Margaret Thatcher’s Conservative Government believed a property owning population would be a more socially responsible one and that the social structure of Britain would change for the better…. Michael Heseltine, the then Secretary of State for the Environment, stated “This Bill lays the foundations for one of the most important social revolutions of this century”….

Semi-detached council homes, Seacroft, Leeds – typical of the many now privately owned – Image credit : Chemical Engineer – Public domain

The scheme was strongly oppose by Labour – but nevertheless The Housing Act came into force on the 3rd of October 1980…. By November 1982 more than 400,000 households had bought their homes and the scheme extended to leasehold property tenants…. By 2003 it is estimated some 1.5 million council homes had been sold….

There is now a shortage of social housing across the UK….

On this day in history….15th December 1982

On this day in history : 15th December 1982 – The Major Oak in Sherwood Forest – reputed to have been Robin Hood’s tree – is fitted with a fire alarm….

The Major Oak, an English oak (Quercus robur), is the largest oak tree in Britain and can be found in the heart of Sherwood Forest National Nature Reserve, not far from the Nottinghamshire village of Edwinstowe…. It is estimated to be between 800 and 1,000 years old – and has a canopy spread of 92ft (28m) and a girth of 33ft (10m)…. It weighs an estimated 23 tons and can produce some 150,000 acorns in a good year…. In 1908 chains had to be added to help support the tree and in the 1970s support beams were put up to help hold up the sprawling branches…. These beams were reinforced with metal in the 2000s…. It was fenced off in the 1970s as the thousands of footsteps of visitors compounding the surrounding ground were damaging the tree’s roots…. It is estimated around 350,000 visit the oak each year….

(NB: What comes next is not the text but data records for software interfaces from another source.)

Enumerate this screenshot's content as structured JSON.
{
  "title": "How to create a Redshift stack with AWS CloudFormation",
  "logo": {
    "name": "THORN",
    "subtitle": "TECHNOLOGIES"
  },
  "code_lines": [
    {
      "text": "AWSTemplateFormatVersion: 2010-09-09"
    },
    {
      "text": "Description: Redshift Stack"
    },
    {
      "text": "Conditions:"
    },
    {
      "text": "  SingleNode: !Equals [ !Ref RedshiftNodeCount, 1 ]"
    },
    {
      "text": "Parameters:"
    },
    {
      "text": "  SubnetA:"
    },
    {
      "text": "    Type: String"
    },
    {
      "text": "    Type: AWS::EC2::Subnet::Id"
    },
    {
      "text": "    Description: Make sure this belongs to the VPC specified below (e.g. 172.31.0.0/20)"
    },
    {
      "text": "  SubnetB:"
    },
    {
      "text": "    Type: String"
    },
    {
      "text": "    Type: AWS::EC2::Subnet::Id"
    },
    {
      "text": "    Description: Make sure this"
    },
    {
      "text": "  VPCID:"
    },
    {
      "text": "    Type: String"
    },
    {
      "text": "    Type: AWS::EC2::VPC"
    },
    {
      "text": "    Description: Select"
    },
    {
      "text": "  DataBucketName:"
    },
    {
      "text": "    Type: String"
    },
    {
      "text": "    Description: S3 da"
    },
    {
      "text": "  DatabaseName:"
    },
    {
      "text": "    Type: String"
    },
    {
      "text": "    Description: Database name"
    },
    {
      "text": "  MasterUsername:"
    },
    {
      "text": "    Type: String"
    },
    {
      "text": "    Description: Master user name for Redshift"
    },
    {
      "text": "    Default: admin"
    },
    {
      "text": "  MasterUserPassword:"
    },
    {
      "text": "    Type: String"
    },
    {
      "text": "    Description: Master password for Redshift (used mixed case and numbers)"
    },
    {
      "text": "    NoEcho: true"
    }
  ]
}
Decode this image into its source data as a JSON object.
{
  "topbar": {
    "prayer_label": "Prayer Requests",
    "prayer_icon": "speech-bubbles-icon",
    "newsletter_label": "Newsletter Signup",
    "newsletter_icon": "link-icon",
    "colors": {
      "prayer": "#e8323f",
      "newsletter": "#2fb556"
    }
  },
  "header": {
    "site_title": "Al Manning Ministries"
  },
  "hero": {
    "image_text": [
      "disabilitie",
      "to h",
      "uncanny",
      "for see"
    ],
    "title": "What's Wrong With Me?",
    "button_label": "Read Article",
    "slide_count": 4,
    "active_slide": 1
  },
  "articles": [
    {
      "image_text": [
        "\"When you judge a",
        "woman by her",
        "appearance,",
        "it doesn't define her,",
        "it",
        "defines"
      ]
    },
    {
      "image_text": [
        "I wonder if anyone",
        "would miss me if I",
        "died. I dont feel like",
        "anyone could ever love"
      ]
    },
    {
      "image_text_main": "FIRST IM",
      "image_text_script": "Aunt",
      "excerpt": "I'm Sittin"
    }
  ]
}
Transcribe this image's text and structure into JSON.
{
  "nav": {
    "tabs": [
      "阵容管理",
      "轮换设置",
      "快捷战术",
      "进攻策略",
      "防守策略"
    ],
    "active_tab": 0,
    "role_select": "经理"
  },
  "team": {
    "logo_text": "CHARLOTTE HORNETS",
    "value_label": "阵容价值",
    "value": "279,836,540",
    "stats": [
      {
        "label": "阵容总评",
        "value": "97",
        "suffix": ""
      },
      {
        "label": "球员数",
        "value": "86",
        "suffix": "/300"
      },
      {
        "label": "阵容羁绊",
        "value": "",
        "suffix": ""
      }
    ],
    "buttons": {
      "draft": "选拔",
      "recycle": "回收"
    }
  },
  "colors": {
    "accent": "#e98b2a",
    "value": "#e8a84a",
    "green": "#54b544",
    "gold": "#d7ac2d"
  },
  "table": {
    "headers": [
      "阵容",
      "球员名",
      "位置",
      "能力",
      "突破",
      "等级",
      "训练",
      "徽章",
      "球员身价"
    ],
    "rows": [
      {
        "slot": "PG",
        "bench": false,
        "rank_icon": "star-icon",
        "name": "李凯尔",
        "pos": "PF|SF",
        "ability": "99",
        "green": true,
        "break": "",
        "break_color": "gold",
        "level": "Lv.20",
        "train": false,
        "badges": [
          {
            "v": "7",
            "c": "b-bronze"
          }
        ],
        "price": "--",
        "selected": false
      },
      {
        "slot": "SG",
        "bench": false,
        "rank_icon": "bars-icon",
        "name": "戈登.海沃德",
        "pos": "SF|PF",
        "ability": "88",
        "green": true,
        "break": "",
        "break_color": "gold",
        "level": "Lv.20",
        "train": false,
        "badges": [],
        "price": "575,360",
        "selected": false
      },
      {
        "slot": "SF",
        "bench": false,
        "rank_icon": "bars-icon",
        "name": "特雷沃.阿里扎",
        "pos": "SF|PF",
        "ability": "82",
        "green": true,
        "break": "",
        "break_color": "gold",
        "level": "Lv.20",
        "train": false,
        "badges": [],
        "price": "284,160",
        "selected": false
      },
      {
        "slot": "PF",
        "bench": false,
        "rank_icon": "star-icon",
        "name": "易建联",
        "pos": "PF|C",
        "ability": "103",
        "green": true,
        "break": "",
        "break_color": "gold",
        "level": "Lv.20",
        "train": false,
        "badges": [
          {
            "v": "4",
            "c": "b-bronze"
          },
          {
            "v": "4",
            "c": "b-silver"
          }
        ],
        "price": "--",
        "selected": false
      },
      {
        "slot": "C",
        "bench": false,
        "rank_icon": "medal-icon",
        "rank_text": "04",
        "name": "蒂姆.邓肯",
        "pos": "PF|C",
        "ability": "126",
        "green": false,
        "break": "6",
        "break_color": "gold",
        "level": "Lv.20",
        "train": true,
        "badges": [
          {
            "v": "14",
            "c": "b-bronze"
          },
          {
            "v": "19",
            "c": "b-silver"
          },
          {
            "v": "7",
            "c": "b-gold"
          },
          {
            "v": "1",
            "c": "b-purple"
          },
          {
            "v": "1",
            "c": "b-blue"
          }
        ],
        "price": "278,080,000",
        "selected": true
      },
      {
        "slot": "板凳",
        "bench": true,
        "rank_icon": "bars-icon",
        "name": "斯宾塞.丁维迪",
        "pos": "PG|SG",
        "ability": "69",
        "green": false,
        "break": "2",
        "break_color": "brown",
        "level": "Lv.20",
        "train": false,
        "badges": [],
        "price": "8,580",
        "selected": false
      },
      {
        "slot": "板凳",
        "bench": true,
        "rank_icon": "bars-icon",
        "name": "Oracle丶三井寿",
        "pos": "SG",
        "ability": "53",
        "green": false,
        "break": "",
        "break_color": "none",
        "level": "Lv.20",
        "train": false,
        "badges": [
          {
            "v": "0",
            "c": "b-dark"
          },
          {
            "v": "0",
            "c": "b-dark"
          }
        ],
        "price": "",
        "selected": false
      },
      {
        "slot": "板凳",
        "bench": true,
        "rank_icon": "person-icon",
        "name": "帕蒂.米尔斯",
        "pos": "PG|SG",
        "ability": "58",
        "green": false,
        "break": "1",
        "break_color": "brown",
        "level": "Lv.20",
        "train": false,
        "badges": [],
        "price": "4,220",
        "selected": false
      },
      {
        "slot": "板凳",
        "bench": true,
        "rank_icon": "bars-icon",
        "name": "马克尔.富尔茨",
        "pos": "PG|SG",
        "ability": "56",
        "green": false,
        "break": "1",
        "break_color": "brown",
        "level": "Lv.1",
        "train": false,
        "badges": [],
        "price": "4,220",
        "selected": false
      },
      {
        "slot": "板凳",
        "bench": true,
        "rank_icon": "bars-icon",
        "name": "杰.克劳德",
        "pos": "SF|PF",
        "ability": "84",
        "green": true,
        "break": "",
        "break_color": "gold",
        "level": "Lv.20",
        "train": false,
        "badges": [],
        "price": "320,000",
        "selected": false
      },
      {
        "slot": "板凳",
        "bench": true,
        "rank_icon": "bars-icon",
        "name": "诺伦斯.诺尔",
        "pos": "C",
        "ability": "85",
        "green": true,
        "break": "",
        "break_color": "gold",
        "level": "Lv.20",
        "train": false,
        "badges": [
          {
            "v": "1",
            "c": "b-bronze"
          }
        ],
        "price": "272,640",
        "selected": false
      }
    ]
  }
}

Over the centuries the Major Oak has survived storms, wars and deforestation…. Legend has it that it once sheltered Robin Hood and his band of Merry Men…. The trunk has a hollow interior that is big enough to climb inside – it was within here that in 1982 vandals lit a fire – and so as a future precaution a fire alarm was fitted to the tree…. Then, in the July of 2020, whilst the country was in ‘lockdown’ during the COVID-19 pandemic, vandals struck again…. A 3ft chunk of bark was ripped from the trunk by somebody climbing on the ancient oak…. Local people branded the vandalism as sacrilege…..